  • NFL requires a "climate-controlled domed stadium" if average temperature for that region falls below 50 degrees
  • "Postgame removal of the field shall be of no cost to the NFL" unless it wants to remove parts of the field "for the sale of licensed products"
  • "Exclusive, cost-free use of 35,000" parking spaces for gameday parking
  • The NFL has the "option to install ATMs that accept NFL preferred credit/debit cards in exchange for cash" and to cover up other ATMs.
  • Team hotels must agree to televise the NFL Network for one year leading up to the Super Bowl
  • If cellular service is too weak at the team hotels (based on the "sole discretion of the NFL"), the Host Committee must install boosters and/or cell antennas. 
  • "Local enforcement officers will be provided to the NFL" for anti-counterfeit enforcement teams "at not cost to the NFL."
  • Full tax exemption from city, state and local taxes for tickets sold to the Super Bowl (and also the NFL Experience, the NFL Honors show and "other NFL Official Events"). 
  • "The NFL shall receive priority over all other ice and snow removal projects, except those that directly threaten life or public safety."
  • Tons of advertising for the NFL Experience: 1,500 ratings points on TV stations, 20 pages of color ads in local newspapers and a 12-page fan guide inserted twice, 250 live or pre-recorded radio spots on six local stations and 10 billboards.
  • Under "additional facilities" the NFL requires the usage of three golf courses and two bowling lanes:

The Host Committee for Minneapolis told the Star-Tribune “while the Minnesota Super Bowl Bid Committee did not agree to all of the NFL’s Super Bowl bid specifications, the competitive bid remains private."

We don't know exactly what the Host Committee declined to accept, but it clearly didn't matter (or it wasn't that much) because the NFL ultimately selected their bid.

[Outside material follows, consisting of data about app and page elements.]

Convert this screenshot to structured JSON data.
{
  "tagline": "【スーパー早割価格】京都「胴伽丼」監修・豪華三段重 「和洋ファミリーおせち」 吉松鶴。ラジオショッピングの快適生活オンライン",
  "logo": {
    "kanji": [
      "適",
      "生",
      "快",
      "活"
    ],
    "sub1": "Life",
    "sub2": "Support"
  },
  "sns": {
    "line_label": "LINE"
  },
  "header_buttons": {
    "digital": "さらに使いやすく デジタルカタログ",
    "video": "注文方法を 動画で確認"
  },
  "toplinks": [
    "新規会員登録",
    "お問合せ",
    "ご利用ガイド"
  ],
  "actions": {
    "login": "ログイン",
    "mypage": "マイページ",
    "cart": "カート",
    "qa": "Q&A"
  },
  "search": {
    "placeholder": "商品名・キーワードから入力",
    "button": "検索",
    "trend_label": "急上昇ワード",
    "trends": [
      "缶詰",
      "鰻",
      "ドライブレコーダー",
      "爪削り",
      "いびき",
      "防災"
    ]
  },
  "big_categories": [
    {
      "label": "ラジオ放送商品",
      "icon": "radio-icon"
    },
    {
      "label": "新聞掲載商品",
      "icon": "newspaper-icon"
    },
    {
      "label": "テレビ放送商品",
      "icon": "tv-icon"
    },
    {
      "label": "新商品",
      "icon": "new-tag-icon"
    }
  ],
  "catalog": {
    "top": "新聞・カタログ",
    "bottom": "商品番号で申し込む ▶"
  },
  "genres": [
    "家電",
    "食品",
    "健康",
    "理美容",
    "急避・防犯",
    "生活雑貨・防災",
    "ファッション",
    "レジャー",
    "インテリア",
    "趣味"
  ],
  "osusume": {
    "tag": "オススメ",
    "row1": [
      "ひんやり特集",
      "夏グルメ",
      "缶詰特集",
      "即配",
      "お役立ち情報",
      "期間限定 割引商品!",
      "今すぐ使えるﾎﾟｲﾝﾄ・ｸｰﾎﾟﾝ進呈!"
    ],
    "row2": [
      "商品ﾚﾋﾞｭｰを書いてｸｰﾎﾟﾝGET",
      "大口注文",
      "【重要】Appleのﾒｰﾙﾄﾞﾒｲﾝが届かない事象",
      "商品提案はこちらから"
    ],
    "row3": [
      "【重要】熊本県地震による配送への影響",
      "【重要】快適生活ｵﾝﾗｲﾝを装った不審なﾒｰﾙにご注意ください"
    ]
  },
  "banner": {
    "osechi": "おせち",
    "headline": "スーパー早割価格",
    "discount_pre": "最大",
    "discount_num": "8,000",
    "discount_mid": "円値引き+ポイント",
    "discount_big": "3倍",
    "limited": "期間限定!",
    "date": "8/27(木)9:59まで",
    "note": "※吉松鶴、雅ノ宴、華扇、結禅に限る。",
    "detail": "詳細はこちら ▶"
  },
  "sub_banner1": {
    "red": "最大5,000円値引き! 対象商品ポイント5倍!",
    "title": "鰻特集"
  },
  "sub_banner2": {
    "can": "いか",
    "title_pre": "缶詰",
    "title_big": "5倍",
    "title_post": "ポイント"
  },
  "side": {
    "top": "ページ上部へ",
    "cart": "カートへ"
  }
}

Could failing to agree to the NFL's bid specifications cost a host city a chance at a Super Bowl? Not, um, officially.

"There is tremendous value to a community in hosting an event of the Super Bowl’s magnitude and the competition to host one is significant,” NFL spokesman Brian McCarthy told the Tribune.

The reality is there are a ton of requirements on here, but it's not like Roger Goodell is demanding no brown M&M's in his party suite or anything.

A Super Bowl is a MASSIVE deal for a city and a week-long event that requires -- as you can tell -- years of planning. The NFL is a well-oiled ATM in its own right. It's hardly surprising they know how to maximize profit and streamline things during the Super Bowl bid process.